By Brian Prowse-Gany
From “Butch Cassidy and the Sundance Kid” to “The Natural,” “The Way We Were,” “Out of Africa,” “The Candidate,” “All the President’s Men” and “The Sting,” Robert Redford has helped define American cinema, both in front of and behind the camera, for more than half a century.
Using his talent, charm, and iconic good looks, Redford has consistently challenged the Hollywood mainstream by reinventing himself and delving into emotionally complex material.

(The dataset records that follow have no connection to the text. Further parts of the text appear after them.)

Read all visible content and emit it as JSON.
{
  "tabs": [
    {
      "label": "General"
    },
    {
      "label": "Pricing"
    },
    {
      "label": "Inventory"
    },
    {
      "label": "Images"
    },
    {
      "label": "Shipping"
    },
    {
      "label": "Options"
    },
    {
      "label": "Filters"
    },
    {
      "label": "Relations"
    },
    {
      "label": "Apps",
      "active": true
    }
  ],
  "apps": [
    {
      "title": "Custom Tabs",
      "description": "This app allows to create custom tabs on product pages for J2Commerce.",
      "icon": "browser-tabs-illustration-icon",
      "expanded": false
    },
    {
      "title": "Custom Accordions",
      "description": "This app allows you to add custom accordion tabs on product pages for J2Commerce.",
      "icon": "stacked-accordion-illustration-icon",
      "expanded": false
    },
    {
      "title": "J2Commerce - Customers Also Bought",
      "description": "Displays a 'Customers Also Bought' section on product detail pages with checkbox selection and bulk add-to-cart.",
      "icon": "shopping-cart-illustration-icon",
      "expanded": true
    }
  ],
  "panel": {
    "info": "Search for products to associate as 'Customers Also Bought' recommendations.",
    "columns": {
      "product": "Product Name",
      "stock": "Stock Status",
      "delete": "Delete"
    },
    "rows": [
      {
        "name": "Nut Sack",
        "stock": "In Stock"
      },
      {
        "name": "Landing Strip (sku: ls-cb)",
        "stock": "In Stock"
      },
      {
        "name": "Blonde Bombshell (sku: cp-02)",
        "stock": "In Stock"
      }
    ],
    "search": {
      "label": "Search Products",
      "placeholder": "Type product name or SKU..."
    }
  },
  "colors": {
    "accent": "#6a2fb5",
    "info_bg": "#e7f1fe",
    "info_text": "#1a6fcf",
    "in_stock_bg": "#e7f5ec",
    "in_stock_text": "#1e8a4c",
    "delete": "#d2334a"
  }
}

Yahoo Global News Anchor Katie Couric sat down with Redford in Park City, Utah, at the end of his Sundance Film Festival, now celebrating its 32nd year of bringing top independent filmmakers to worldwide audiences and commercial success.

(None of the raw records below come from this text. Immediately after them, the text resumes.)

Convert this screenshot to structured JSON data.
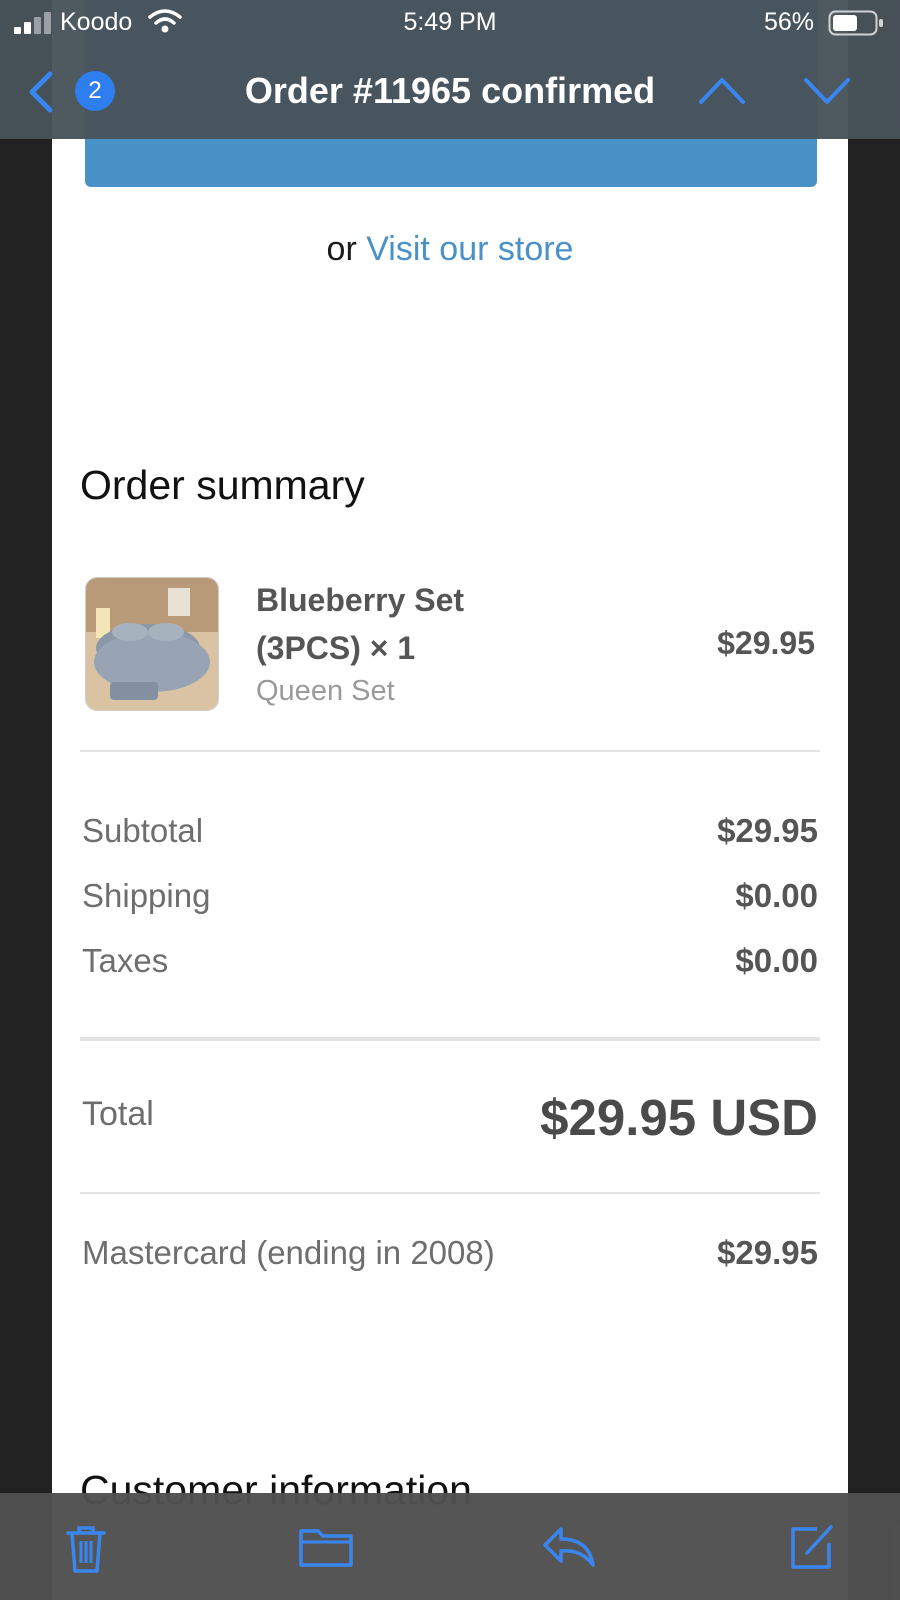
{
  "status_bar": {
    "carrier": "Koodo",
    "time": "5:49 PM",
    "battery": "56%"
  },
  "nav": {
    "badge_count": "2",
    "title": "Order #11965 confirmed"
  },
  "email": {
    "visit_prefix": "or",
    "visit_link": "Visit our store",
    "summary_title": "Order summary",
    "item": {
      "name": "Blueberry Set (3PCS) × 1",
      "variant": "Queen Set",
      "price": "$29.95"
    },
    "subtotal_label": "Subtotal",
    "subtotal_value": "$29.95",
    "shipping_label": "Shipping",
    "shipping_value": "$0.00",
    "taxes_label": "Taxes",
    "taxes_value": "$0.00",
    "total_label": "Total",
    "total_value": "$29.95 USD",
    "payment_label": "Mastercard (ending in 2008)",
    "payment_value": "$29.95",
    "customer_info_title": "Customer information"
  },
  "colors": {
    "accent_blue": "#4a91c8",
    "ios_blue": "#2f7ef0",
    "nav_bg": "#48525a",
    "toolbar_bg": "#505050",
    "toolbar_icon": "#3a86f0"
  },
  "icons": {
    "back": "chevron-left-icon",
    "up": "chevron-up-icon",
    "down": "chevron-down-icon",
    "trash": "trash-icon",
    "folder": "folder-icon",
    "reply": "reply-icon",
    "compose": "compose-icon"
  }
}
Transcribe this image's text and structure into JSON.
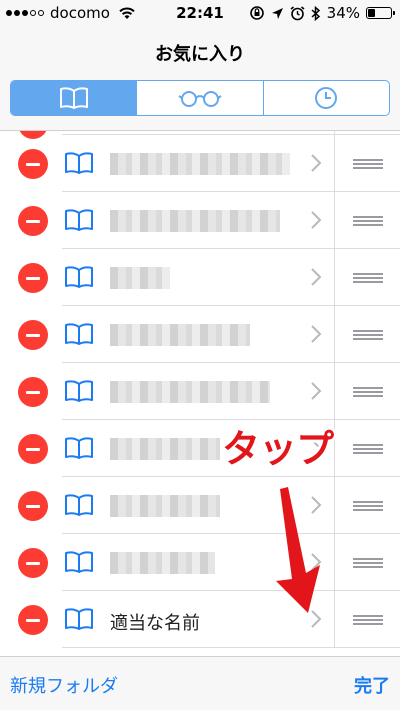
{
  "status_bar": {
    "carrier": "docomo",
    "time": "22:41",
    "battery": "34%",
    "battery_fraction": 0.34
  },
  "nav": {
    "title": "お気に入り",
    "tabs": [
      {
        "icon": "book-icon",
        "selected": true
      },
      {
        "icon": "reading-list-glasses-icon",
        "selected": false
      },
      {
        "icon": "history-clock-icon",
        "selected": false
      }
    ]
  },
  "bookmarks": [
    {
      "title": "",
      "blurred": true
    },
    {
      "title": "",
      "blurred": true
    },
    {
      "title": "",
      "blurred": true
    },
    {
      "title": "",
      "blurred": true
    },
    {
      "title": "",
      "blurred": true
    },
    {
      "title": "",
      "blurred": true
    },
    {
      "title": "",
      "blurred": true
    },
    {
      "title": "",
      "blurred": true
    },
    {
      "title": "適当な名前",
      "blurred": false
    }
  ],
  "annotation": {
    "text": "タップ",
    "color": "#e2151a"
  },
  "toolbar": {
    "new_folder": "新規フォルダ",
    "done": "完了"
  },
  "colors": {
    "accent": "#1a7bf2",
    "segment": "#63a7ee",
    "delete": "#fc3b33"
  }
}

A member of the Motion Picture Academy, Redford spoke with Couric about the controversy over the lack of diversity in this year’s pool of Oscar nominees, and why diversity has been an integral part of The Sundance Film Festival since its creation.
It’s the story of one man who tries to survive in the frozen mountaintops of America, forced to overcome the frigid elements, contend with wild animals and battle Native Americans as he finds himself on a quest for vengeance after the murders of his wife and son. What may read like a description of this year’s Oscar-nominated film ‘The Revenant” is actually a synopsis of Robert Redford’s 1972 masterpiece, “Jeremiah Johnson.” Although he hasn’t seen “The Revenant,” Redford said the storyline seems “very familiar.”

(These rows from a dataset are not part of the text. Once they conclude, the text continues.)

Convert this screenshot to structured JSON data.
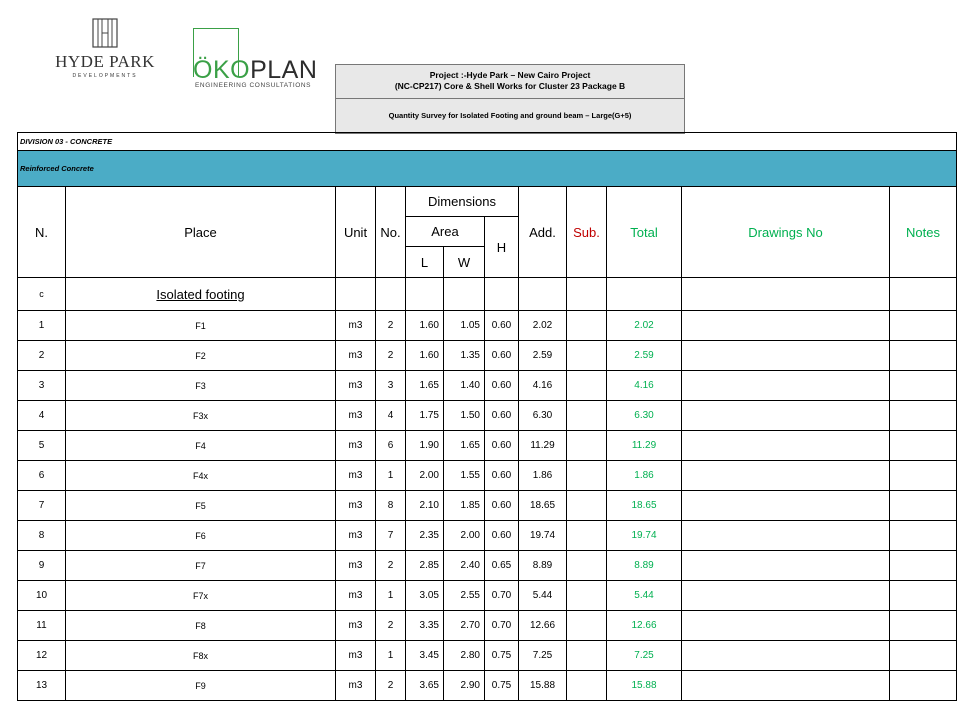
{
  "logos": {
    "hyde_park": {
      "name": "HYDE PARK",
      "sub": "DEVELOPMENTS"
    },
    "okoplan": {
      "oko": "ÖKO",
      "plan": "PLAN",
      "sub": "ENGINEERING CONSULTATIONS"
    }
  },
  "title": {
    "line1": "Project :-Hyde Park – New Cairo Project",
    "line2": "(NC-CP217) Core & Shell Works for Cluster 23 Package B",
    "subtitle": "Quantity Survey for Isolated Footing and ground beam – Large(G+5)"
  },
  "division": "DIVISION 03 - CONCRETE",
  "category": "Reinforced Concrete",
  "headers": {
    "n": "N.",
    "place": "Place",
    "unit": "Unit",
    "no": "No.",
    "dimensions": "Dimensions",
    "area": "Area",
    "l": "L",
    "w": "W",
    "h": "H",
    "add": "Add.",
    "sub": "Sub.",
    "total": "Total",
    "drawings": "Drawings No",
    "notes": "Notes"
  },
  "section": {
    "code": "c",
    "title": "Isolated footing"
  },
  "rows": [
    {
      "n": "1",
      "place": "F1",
      "unit": "m3",
      "no": "2",
      "l": "1.60",
      "w": "1.05",
      "h": "0.60",
      "add": "2.02",
      "total": "2.02"
    },
    {
      "n": "2",
      "place": "F2",
      "unit": "m3",
      "no": "2",
      "l": "1.60",
      "w": "1.35",
      "h": "0.60",
      "add": "2.59",
      "total": "2.59"
    },
    {
      "n": "3",
      "place": "F3",
      "unit": "m3",
      "no": "3",
      "l": "1.65",
      "w": "1.40",
      "h": "0.60",
      "add": "4.16",
      "total": "4.16"
    },
    {
      "n": "4",
      "place": "F3x",
      "unit": "m3",
      "no": "4",
      "l": "1.75",
      "w": "1.50",
      "h": "0.60",
      "add": "6.30",
      "total": "6.30"
    },
    {
      "n": "5",
      "place": "F4",
      "unit": "m3",
      "no": "6",
      "l": "1.90",
      "w": "1.65",
      "h": "0.60",
      "add": "11.29",
      "total": "11.29"
    },
    {
      "n": "6",
      "place": "F4x",
      "unit": "m3",
      "no": "1",
      "l": "2.00",
      "w": "1.55",
      "h": "0.60",
      "add": "1.86",
      "total": "1.86"
    },
    {
      "n": "7",
      "place": "F5",
      "unit": "m3",
      "no": "8",
      "l": "2.10",
      "w": "1.85",
      "h": "0.60",
      "add": "18.65",
      "total": "18.65"
    },
    {
      "n": "8",
      "place": "F6",
      "unit": "m3",
      "no": "7",
      "l": "2.35",
      "w": "2.00",
      "h": "0.60",
      "add": "19.74",
      "total": "19.74"
    },
    {
      "n": "9",
      "place": "F7",
      "unit": "m3",
      "no": "2",
      "l": "2.85",
      "w": "2.40",
      "h": "0.65",
      "add": "8.89",
      "total": "8.89"
    },
    {
      "n": "10",
      "place": "F7x",
      "unit": "m3",
      "no": "1",
      "l": "3.05",
      "w": "2.55",
      "h": "0.70",
      "add": "5.44",
      "total": "5.44"
    },
    {
      "n": "11",
      "place": "F8",
      "unit": "m3",
      "no": "2",
      "l": "3.35",
      "w": "2.70",
      "h": "0.70",
      "add": "12.66",
      "total": "12.66"
    },
    {
      "n": "12",
      "place": "F8x",
      "unit": "m3",
      "no": "1",
      "l": "3.45",
      "w": "2.80",
      "h": "0.75",
      "add": "7.25",
      "total": "7.25"
    },
    {
      "n": "13",
      "place": "F9",
      "unit": "m3",
      "no": "2",
      "l": "3.65",
      "w": "2.90",
      "h": "0.75",
      "add": "15.88",
      "total": "15.88"
    }
  ],
  "colors": {
    "band": "#4bacc6",
    "total_green": "#00b050",
    "sub_red": "#c00000",
    "oko_green": "#3aa046"
  }
}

Recently, Redford stepped into the shoes of former CBS Anchor Dan Rather in the film “Truth.” The film deals with Rather and the decision of former “60 Minutes” producer Mary Mapes (played by Cate Blanchett) to air documents questioning President George W. Bush’s record in the Air National Guard — a decision that led to Rather’s exit from the “CBS Evening News” chair.
(Video cover photos: Lori Adamski-Peek for Yahoo News)